On the Gemological Institute of America’s grading system, color is described by: HUE, the spectral color, such as red, blue, yellow, etc.; TONE, how light or dark the color is, from Very Light [2] to Very Dark [8]; and SATURATION, purity of color, from Grayish or Brownish [1] to Vivid [6]. In describing a gemstone’s color the GIA first names the modifying hue with lower case letters and then the primary hue with a capital letter, followed by the rating for tone and saturation For example, a medium-dark toned, strong-colored, very slightly bluish-green emerald would be annotated vslbG 6/5. Since the best achievable color for one gem variety may be different from another variety of gem with the same basic color, the color is then ranked on a desirability scale of 1-10, with 10 being best.

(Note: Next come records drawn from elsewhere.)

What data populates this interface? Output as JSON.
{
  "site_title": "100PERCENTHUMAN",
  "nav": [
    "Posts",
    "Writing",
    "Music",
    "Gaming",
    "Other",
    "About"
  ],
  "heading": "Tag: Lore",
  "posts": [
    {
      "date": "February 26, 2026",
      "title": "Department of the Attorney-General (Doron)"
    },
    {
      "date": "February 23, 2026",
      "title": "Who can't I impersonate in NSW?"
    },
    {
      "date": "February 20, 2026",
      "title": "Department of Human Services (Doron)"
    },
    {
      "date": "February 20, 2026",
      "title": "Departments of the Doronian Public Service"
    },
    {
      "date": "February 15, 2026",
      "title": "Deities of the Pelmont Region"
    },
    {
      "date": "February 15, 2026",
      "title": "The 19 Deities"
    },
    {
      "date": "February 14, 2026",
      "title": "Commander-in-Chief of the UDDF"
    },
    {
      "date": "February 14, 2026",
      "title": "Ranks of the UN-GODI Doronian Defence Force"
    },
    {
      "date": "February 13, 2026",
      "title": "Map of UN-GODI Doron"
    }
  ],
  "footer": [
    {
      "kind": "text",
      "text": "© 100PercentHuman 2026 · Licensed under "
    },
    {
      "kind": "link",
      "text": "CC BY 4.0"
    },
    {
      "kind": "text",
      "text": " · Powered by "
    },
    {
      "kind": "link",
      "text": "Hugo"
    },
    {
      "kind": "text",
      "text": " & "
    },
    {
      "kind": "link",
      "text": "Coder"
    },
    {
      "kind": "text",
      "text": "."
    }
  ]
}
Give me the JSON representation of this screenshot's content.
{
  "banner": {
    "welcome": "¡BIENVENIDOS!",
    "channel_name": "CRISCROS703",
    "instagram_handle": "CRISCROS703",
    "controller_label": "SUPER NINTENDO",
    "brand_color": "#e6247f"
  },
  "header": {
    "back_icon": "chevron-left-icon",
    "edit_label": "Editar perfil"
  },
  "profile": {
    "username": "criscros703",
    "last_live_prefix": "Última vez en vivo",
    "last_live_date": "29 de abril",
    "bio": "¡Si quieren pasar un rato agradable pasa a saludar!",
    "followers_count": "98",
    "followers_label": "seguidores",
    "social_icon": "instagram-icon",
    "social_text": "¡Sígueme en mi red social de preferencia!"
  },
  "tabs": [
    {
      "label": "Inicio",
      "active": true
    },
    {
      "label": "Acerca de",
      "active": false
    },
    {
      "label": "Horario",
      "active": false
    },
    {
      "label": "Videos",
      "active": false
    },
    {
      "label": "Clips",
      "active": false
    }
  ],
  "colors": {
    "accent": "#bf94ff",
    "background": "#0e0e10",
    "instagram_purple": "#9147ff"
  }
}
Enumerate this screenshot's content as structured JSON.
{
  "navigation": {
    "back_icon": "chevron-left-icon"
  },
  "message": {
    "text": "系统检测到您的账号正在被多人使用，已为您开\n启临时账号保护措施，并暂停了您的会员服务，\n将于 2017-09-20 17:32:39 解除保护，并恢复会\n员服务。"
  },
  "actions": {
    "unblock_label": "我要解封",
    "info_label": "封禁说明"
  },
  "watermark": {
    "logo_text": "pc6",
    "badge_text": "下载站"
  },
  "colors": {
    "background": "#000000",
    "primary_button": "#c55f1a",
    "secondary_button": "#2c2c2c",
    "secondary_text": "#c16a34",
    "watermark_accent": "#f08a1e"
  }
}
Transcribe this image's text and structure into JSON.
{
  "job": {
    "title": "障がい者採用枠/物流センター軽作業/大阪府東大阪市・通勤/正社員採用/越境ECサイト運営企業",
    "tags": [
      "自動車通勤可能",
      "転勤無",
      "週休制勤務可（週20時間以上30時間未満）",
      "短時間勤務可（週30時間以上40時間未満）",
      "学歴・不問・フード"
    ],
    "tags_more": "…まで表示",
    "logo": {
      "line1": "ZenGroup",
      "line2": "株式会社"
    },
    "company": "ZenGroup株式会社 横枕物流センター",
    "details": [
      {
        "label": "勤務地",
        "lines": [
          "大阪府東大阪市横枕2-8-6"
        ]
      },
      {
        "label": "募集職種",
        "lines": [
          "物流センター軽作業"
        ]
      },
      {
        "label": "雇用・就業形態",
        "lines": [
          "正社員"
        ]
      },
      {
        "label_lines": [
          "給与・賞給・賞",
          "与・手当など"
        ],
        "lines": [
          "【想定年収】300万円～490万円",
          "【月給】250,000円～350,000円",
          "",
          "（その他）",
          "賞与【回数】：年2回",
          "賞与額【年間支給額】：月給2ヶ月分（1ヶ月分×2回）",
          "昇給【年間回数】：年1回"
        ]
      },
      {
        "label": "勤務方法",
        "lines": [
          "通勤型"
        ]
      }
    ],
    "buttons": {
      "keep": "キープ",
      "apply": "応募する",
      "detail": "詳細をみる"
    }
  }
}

The GIA ranks gemstones into three clarity types. TYPE I gemstones are expected to have few if any inclusions, e.g., topaz or green tourmaline. TYPE II gems are usually included to some extent, e.g., ruby, and peridot. TYPE III clarity gems are almost always included, e.g., emerald and red or pink tourmaline. The gemstone is rated for clarity against stones of their same type, so that a VS grade, Type I stone (such as a green tourmaline) would appear noticeably "cleaner" than a Type III emerald of the same VS grade. Since clarity is not as critical a component of the beauty of a colored gemstone, the clarity grades are broader than they are for diamonds.


The colored gemstone is described by Shape, then graded for Cut. Cut refers to Proportion and Finish. Proportion is composed of face-up outline, profile, and brilliance. Finish is composed of polish, symmetry, and appropriateness of facet number. Face-up Outline refers to the symmetry of shape from the top. Profile refers to the balance of the gem as viewed from the side: the depth percentage, the crown height ratio, the amount of bulging adding needless weight to the bottom, the table proportions, and the suitability of the girdle (edge of the stone) for setting. Brilliancy, the return of light from faceted transparent gems, is expressed by subtracting the percentage of windowing (see-through effect) and extinction (dark, unreflective areas) from 100%. Cabochon-cut gems are judged primarily on symmetry and polish.

All gemstones other than diamonds are considered colored gemstones. Over one hundred varieties of gemstones are routinely encountered, and each variety has its own subtle differences in grading. This, and variations in the ways different individuals perceive color, make colored stone grading even more subjective than diamond grading. The goal of the gemologist is to communicate as accurately as possible the characteristics that are being described. This is carried out by making a word picture of the stone referring to standard comparators and charts, and by plotting a diagram of the gemstone when appropriate.

Gemstones are commonly treated by heating, oiling, irradiating, filling, dying, etc. Some treatments are accepted practices of long standing. Others are considered deceptive treatments and have an extreme negative impact on value. Country of origin, if verified, can have a large positive impact on value providing the stone is typical of its region. The GIA has not yet developed grading nomenclature for non-transparent gemstones such as jade, and phenomenal gems: chatoyant gemstones such as cat’s-eye crysoberyl, astriated gems such as star sapphires, adularescent gems such as moonstone, and play-of-color gems such as opal and fire agate. However, the color and cut can be described by GIA nomenclature, and the clarity and phenomena described and ranked.